It takes a certain kind of someone to engage in baby farming. It takes a whole other level of psychosis to murder babies. What kind of person would not only perform both of these horrific acts, but go undetected and unpunished for over 400 deaths over a period of around 20 years?
Amelia Elizabeth Dyer was the most prolific baby farm murderer of Victorian England and was also linked with Jack The Ripper, although this was never proven. She had 3 identified victims, all aged under 14 months old, but was only tried and hanged for one murder.
Unlike most children born in the late 1830’s, Amelia was not born into poverty, and learnt to read and write as a child. Her mother was mentally ill and suffered from violent fits until she died in 1848 under the care of Amelia herself. This is thought to have contributed to her education about the behaviour displayed by mentally ill people, a behaviour she would try to mimic later on in life to explain her horrific actions.
Baby farms provided an undesirable, but convenient, ‘out’ for unmarried pregnant women in Victorian England. Unmarried mothers found it hard to gain an income after the government had removed any financial obligations from fathers of illegitimate children in 1834 and society placed a huge stigma on single mothers. Baby farmers acted as adoption or fostering agents in return for a single, up-front fee or regular payments from the babies mothers. Most baby farms would actually house the pregnant women until they gave birth and then the babies were left with the ‘farmers’ to be looked after as ‘nurse children’.
But because the cost of raising these babies well outweighed the initial amount received from the parent in most cases, the babies were left to die of neglect and malnutrition, or simply killed. These ‘farmed-out’ children were starved to save money and hasten death, drugged with alcohol to keep the noisy ones quiet and pumped full of so many drugs that they simply were too drowsy to eat and died of starvation. So many of these deaths went unreported due to the secretive nature of these baby farms and the shame associated with being connected with one.
And so this was how Amelia Dyer performed her multiple murders. After marrying and training as a nurse, Amelia found a much more lucrative career in the business of baby farming. She advertised to nurse and adopt a baby from an unwed expectant mother in return for a substantial fee and clothes for the child.
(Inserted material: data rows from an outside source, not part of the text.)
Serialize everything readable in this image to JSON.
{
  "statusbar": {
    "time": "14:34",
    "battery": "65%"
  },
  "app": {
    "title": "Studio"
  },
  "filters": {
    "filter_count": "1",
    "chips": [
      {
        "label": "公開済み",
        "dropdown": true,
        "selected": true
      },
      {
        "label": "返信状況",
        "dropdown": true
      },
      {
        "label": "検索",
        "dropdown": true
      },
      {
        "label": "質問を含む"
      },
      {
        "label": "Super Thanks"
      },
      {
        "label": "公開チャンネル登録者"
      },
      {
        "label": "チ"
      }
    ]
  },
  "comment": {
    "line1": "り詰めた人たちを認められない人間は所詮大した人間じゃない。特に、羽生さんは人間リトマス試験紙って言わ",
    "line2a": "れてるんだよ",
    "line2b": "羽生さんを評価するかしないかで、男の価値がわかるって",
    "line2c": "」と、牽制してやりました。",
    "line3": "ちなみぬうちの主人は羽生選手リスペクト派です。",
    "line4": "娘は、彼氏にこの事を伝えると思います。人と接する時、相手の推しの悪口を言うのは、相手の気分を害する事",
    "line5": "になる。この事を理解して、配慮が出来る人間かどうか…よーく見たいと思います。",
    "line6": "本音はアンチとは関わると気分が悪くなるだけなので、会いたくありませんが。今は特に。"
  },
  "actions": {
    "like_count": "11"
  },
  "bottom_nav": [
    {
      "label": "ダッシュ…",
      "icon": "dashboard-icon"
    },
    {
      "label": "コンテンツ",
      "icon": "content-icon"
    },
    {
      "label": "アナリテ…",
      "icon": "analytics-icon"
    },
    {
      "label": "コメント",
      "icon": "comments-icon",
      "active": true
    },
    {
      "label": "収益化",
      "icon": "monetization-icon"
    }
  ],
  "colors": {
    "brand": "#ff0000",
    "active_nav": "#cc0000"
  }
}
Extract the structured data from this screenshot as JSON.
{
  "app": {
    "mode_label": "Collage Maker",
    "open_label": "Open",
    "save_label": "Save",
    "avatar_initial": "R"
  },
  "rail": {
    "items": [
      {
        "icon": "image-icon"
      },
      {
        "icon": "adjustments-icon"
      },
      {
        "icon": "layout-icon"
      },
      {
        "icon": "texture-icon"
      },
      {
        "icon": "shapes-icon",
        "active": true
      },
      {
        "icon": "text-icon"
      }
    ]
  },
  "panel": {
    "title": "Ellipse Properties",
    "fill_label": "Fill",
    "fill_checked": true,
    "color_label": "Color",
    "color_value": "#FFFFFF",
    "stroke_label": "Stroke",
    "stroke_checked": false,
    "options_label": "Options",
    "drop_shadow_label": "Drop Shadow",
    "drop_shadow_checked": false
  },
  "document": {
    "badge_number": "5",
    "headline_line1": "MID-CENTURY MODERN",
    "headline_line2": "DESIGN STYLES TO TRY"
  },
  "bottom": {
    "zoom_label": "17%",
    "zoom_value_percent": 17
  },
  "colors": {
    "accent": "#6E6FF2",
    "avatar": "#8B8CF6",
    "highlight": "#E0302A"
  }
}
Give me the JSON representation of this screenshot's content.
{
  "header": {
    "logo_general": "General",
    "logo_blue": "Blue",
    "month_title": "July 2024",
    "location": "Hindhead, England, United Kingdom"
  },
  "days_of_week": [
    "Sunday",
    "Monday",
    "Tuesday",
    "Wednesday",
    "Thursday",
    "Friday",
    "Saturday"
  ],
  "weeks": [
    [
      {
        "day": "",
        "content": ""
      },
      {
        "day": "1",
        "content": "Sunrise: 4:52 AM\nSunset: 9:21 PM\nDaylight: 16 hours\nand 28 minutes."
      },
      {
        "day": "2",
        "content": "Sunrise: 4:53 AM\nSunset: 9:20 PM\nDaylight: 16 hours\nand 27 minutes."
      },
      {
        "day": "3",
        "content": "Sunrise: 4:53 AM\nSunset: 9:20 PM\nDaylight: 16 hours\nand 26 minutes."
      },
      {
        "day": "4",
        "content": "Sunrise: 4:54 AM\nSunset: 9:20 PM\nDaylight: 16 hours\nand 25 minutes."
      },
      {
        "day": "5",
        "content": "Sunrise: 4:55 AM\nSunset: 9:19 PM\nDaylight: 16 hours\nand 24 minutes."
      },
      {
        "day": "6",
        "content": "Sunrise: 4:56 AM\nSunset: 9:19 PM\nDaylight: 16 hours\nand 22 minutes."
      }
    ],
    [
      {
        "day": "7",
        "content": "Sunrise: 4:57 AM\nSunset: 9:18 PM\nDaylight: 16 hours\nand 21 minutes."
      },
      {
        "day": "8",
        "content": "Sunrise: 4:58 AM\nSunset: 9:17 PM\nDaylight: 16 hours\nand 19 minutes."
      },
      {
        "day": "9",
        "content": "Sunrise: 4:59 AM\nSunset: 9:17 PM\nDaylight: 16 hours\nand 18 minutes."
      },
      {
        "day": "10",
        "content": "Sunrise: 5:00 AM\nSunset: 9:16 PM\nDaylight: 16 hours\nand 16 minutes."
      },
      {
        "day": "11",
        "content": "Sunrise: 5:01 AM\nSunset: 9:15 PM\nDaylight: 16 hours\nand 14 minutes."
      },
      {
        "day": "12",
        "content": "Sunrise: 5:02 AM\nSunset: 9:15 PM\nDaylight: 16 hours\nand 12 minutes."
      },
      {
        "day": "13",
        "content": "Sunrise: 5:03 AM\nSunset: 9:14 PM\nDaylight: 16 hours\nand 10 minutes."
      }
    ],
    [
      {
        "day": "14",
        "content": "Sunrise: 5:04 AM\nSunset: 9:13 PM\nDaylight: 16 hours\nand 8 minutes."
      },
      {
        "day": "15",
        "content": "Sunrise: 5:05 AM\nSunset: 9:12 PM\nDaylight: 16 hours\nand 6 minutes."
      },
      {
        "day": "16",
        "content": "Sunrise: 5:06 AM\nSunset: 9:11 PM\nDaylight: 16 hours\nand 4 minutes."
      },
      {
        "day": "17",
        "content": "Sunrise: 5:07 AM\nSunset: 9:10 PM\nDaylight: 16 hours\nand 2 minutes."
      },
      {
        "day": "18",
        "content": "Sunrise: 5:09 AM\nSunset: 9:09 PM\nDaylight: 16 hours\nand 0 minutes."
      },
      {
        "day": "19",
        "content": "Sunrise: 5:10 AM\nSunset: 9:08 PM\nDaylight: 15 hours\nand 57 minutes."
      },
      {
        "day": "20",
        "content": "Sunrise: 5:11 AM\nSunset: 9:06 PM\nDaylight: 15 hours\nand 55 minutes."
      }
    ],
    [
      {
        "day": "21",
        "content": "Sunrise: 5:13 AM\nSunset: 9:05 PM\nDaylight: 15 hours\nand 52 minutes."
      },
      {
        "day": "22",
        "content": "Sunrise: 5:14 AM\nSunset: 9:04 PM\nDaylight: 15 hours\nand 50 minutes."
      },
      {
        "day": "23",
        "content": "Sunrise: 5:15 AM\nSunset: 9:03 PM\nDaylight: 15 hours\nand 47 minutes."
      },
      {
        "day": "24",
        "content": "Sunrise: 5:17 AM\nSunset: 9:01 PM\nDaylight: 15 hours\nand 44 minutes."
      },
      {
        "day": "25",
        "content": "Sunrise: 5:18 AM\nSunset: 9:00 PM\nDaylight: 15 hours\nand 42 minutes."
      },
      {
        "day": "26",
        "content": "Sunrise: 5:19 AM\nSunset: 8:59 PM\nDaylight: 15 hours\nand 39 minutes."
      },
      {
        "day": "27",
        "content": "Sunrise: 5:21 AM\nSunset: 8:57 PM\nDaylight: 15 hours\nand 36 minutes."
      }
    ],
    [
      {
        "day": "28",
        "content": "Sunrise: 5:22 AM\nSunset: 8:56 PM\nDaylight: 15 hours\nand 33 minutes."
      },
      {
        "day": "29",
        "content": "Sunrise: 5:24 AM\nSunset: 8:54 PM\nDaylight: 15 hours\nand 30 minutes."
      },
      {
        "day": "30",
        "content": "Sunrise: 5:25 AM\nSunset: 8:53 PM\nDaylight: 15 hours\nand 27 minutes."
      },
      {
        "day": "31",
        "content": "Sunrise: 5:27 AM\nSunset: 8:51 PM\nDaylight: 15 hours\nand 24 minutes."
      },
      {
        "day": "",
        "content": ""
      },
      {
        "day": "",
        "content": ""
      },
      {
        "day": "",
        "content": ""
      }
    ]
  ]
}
She also opened up her home to the expectant women for the duration of her pregnancy. But at some point in her baby farming business boom, she decided to forgo the inconvenience and expense of waiting for the children to die through neglect or starvation and would instead murder them soon after receiving payment.
Dyer is reported to collect the babies and demand lump sum payments from the mothers, return home and strangle them with white edging tape. After attention was drawn when a local doctor became suspicious after being called to her home several times to issue death certificates for babies and young children, (which resulted in a conviction of neglect and a sentence of six months hard labour), Dyer decided she would dispose of the bodies herself and would regularly wrap them in napkins, pop them into carpet bags (usually more than one) with a few bricks and throw them into the River Thames.
But this was to be her undoing, as one night she dumped the body of a baby girl into the Thames and did not weigh it down. She had been hiding it in her house for 3 days but the smell was starting to become unbearable so she dismissed the need for weight and the parcel floated to the surface of the water and was discovered by a bargeman. Identifying marks on the paper led the police to Dyer, who was using the name “Mrs Thomas”. She was arrested and charged with murder. When the Thames was dragged merely days after her arrest, 6 more bodies were found, all identified as victims of Dyer’s by the white tape still around their necks.
“That’s how you can tell it was one of mine” she later told police.
In the end, Dyer was only charged with one murder due to lack of evidence and the only defense Dyer offered was insanity, a behaviour she mastered after watching her mother suffer from a mental illness. It took the jury only 4 and a half minutes to find her guilty and she was hanged on the 10th of April 1896.
After the execution of Dyer, adoption laws were reviewed and made stricter, giving authorities the right to police baby farms to monitor the occurrence of abuse. Unfortunately, despite these efforts, the trafficking and ‘farming out’ of babies did not stop. In 1898, a baby girl was found wrapped like a parcel, on a train carriage. It was determined that this baby had been given to a “Mrs Stewart” for 12 pounds earlier that day and had been dumped shortly after. ‘Mrs Stewart’ beared a remarkable resemblance to Amelia’s Dyer’s daughter, Polly.